That parliamentary committees, by convention, function on a non-party basis makes them a unique experiment by parliamentarians who are otherwise hardcore politicians. This practice has been the strength of these committees. As a matter of fact, Parliament functions, in the real sense, through its committees. Parliamentary committees are created by the Houses of Parliament to scrutinise governmental activities. After finding the facts about a particular matter, they make recommendations to the government. But their recommendations are directory and not mandatory.
Nevertheless, the government gives great importance to these recommendations and views and implements as many as practically possible.
There are valid reasons why parliamentary committees work in a non-partisan manner. They are set up by the Houses to unearth the facts about an issue of public importance. If members of the committees act the way they do in the House, the facts will never come to light because the ruling party MPs are unlikely to allow those facts that will invariably expose the shortcomings of the government to be revealed to the public. But to the credit of the members, they rise above the narrow considerations of their party’s interest and unitedly try to find the truth and bring it before the House. Rules and practices have strengthened and fortified this convention.
The rules, for example, do not allow the presence of the media in the meetings of the committees. Similarly, rules do not permit a minister to be a member of the committee. By practice, ministers are not allowed to appear as witnesses to give evidence before the committees. Only the senior-most officer of the concerned department appears before committees. Similarly, the proceedings are confidential and no one is permitted to make it public.
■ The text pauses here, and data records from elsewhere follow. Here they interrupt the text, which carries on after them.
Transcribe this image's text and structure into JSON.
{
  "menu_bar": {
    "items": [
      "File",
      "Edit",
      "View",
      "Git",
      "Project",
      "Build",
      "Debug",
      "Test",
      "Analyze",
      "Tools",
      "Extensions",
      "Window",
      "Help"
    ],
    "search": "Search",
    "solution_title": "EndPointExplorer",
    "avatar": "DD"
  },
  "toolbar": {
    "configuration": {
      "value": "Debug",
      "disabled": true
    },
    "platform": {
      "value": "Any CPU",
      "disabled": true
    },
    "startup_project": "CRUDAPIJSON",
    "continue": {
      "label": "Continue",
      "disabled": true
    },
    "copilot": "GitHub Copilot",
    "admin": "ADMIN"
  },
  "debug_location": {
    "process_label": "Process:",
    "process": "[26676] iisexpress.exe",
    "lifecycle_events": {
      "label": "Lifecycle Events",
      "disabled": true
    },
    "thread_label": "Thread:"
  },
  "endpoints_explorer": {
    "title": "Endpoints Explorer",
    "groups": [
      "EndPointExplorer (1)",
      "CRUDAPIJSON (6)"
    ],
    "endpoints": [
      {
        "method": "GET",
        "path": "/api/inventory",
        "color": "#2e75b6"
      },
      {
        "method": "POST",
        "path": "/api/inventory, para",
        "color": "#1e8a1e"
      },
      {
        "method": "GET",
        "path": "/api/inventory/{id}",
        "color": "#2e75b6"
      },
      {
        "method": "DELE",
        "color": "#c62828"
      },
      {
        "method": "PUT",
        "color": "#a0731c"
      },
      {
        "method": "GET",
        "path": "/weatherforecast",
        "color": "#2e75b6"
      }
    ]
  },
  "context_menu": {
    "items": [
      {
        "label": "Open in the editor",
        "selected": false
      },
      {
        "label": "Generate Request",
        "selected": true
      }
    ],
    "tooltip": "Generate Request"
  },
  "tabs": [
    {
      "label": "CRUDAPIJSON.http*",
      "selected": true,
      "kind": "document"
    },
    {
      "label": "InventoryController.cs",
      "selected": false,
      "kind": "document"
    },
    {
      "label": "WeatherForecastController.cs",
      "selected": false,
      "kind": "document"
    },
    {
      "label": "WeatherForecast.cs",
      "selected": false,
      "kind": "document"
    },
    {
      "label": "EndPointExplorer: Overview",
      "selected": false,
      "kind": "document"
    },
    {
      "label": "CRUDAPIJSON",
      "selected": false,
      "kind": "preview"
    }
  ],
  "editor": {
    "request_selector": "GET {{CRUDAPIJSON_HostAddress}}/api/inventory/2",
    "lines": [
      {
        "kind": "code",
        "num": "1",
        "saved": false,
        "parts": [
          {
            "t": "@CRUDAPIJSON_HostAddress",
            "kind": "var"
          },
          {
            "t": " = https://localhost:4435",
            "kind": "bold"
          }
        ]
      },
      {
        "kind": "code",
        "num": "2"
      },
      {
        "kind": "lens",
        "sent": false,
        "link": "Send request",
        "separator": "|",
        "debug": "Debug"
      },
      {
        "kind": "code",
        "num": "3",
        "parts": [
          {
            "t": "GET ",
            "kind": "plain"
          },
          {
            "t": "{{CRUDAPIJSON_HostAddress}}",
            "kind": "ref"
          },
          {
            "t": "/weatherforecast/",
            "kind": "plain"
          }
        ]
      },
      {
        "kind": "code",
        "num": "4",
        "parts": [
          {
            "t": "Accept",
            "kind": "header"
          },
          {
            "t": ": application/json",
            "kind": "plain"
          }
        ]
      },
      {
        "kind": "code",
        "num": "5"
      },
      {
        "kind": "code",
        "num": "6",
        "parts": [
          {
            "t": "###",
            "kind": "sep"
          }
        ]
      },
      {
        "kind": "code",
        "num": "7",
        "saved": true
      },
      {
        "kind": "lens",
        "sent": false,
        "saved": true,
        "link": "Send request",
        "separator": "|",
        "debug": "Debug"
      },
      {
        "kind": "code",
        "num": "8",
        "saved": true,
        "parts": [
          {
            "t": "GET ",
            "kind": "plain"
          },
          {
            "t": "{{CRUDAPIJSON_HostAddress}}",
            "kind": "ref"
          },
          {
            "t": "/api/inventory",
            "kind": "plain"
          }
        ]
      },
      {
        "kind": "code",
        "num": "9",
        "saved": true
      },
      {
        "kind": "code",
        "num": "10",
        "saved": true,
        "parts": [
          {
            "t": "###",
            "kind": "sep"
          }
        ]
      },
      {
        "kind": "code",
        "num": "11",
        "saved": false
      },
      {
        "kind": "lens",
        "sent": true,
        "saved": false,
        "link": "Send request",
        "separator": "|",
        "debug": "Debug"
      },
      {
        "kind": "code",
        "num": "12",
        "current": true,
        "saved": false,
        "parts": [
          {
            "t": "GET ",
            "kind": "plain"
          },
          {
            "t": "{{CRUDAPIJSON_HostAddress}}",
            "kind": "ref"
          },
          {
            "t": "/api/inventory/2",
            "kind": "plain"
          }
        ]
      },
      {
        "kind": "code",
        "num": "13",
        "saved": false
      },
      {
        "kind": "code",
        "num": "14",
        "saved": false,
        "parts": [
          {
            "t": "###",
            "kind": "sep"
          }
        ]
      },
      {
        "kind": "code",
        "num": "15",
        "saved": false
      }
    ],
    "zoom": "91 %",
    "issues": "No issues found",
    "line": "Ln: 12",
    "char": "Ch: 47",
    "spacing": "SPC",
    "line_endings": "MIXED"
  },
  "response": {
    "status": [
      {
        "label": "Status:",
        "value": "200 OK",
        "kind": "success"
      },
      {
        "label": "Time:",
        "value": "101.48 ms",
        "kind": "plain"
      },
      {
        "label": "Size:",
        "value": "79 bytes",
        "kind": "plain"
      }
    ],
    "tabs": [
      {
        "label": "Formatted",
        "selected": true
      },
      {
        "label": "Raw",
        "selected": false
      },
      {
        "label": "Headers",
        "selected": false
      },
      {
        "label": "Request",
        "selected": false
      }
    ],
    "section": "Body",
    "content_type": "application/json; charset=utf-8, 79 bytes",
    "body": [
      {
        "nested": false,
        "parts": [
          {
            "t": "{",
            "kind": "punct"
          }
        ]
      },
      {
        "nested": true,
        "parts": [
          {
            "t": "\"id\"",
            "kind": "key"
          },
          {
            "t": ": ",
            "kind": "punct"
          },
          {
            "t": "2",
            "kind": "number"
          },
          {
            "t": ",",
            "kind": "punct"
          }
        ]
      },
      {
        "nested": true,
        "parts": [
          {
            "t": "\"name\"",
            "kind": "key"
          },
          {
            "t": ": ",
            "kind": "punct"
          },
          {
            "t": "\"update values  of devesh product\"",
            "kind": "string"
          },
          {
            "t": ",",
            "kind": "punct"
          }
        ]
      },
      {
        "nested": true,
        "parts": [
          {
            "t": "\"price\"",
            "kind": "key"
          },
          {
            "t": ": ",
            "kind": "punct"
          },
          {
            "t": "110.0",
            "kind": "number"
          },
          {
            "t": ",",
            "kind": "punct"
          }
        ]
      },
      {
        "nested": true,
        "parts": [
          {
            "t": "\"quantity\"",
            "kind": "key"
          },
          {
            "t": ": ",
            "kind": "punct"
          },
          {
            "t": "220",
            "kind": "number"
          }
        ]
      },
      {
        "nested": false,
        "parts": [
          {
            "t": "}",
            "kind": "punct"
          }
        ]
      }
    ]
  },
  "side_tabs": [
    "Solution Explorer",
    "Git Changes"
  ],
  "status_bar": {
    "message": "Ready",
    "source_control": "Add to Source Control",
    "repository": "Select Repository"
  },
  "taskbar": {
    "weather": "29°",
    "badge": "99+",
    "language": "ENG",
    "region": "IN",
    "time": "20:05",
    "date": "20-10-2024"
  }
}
So, members do not have to take a political stand on issues before the committee as they do in the House.
But now, this healthy convention seems to be breaking down. The open confrontation between the chairman of the IT Committee, Shashi Tharoor, and a senior BJP member of the Committee, Nishikant Dubey, has the potential to destroy the healthy convention and practices followed through all these years by parliamentary committees.
The present controversy in the IT Committee centres around the right of the chairman to call an official from Facebook as a witness. It is not a political issue. It needs to be resolved in terms of the rules and practices alone. There is no specific rule which defines the rights of the chairman. But as per well-established practices as well as the internal working rules of the parliamentary committees, the names of the witnesses originally prepared by the Secretariat of the Committee in a draft form is approved by the chairman with modifications he desires. At no time is it placed before the committee for its approval. If such a practice is adopted, then only those witnesses who are suggested by the majority can be called for examination and the committee may be deprived of the benefit of neutral witnesses.
Further, rules of the House do not permit the list of witnesses to be approved by the committee. For example, the first provision of Rule 270 of the Rules of Procedure says that if a question arises as to whether the evidence of a person is relevant for the purposes of the committee, the question shall be referred to the Speaker whose decision shall be final. Two things are clear from this rule. One, the question of whether a witness is relevant or not will be decided by the Speaker and not through a vote in the committee. Two, the decision of the Speaker is confined to the question of relevance only. In other words, the selection of a witness can be challenged only on the ground of relevance to the subject.
This being the position as per the House rules, the present controversy could have been avoided. Parliamentary committees have been following sensible and healthy traditions and conventions, which have strengthened the institution of Parliament. An open confrontation between members and the chairman is an unhealthy practice, which can only destroy the unity of purpose that is essential for the effective functioning of parliamentary committees.
This article first appeared in the print edition on September 3, 2020 under the title ‘A Unity Of Purpose’. The writer is former Secretary-General, Lok Sabha